Assignment — Search the records that follow and extract every line containing the string "this".

Records from a dataset

= = = = =

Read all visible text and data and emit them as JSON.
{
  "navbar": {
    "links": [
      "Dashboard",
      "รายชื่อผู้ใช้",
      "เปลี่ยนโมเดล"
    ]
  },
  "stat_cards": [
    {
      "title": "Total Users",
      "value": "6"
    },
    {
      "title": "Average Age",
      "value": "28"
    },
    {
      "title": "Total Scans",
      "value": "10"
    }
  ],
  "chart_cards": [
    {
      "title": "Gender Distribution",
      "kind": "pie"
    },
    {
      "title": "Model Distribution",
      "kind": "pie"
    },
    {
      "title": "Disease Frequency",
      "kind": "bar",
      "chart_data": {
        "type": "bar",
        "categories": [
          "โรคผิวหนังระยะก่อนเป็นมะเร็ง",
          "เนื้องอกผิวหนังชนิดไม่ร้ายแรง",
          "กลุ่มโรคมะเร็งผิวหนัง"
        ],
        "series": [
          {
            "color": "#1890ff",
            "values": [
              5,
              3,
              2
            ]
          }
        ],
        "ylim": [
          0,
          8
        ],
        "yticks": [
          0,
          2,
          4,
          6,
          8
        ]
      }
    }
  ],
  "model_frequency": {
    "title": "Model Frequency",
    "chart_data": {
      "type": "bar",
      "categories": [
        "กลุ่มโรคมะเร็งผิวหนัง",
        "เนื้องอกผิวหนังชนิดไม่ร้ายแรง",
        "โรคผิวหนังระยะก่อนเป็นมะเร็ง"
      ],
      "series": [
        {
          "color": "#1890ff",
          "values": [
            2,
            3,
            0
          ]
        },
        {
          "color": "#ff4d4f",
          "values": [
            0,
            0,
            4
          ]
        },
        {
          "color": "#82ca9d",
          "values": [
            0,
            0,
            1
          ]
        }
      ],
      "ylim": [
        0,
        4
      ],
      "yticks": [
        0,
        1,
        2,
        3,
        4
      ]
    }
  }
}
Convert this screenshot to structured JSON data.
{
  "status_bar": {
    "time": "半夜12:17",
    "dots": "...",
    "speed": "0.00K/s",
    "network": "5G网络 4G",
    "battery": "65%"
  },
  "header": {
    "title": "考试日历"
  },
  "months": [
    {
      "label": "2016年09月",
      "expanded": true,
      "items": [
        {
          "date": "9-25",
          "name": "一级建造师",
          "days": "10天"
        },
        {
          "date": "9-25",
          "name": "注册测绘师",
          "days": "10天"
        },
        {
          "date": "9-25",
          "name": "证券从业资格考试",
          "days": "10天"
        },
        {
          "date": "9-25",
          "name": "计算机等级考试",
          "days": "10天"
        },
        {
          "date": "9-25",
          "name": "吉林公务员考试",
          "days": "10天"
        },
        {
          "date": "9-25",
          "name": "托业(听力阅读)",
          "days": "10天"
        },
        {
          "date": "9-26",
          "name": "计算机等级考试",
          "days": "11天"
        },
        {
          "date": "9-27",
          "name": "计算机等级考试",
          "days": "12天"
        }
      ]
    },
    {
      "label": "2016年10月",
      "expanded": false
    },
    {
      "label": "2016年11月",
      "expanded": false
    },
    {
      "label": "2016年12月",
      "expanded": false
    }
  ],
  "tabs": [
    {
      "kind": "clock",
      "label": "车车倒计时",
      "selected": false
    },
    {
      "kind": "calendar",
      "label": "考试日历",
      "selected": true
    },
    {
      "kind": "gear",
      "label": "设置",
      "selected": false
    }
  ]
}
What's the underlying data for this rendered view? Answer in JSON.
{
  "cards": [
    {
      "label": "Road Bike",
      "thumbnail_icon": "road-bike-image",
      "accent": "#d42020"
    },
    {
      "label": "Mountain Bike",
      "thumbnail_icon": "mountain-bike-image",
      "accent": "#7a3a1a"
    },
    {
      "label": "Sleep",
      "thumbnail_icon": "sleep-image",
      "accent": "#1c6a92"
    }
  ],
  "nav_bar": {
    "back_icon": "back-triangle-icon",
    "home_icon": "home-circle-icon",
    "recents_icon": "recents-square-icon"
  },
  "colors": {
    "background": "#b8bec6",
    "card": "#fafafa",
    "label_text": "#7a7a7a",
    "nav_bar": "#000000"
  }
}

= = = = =

Answer area —
Convert this screenshot to structured JSON data.
What's the underlying data for this rendered view? Answer in JSON.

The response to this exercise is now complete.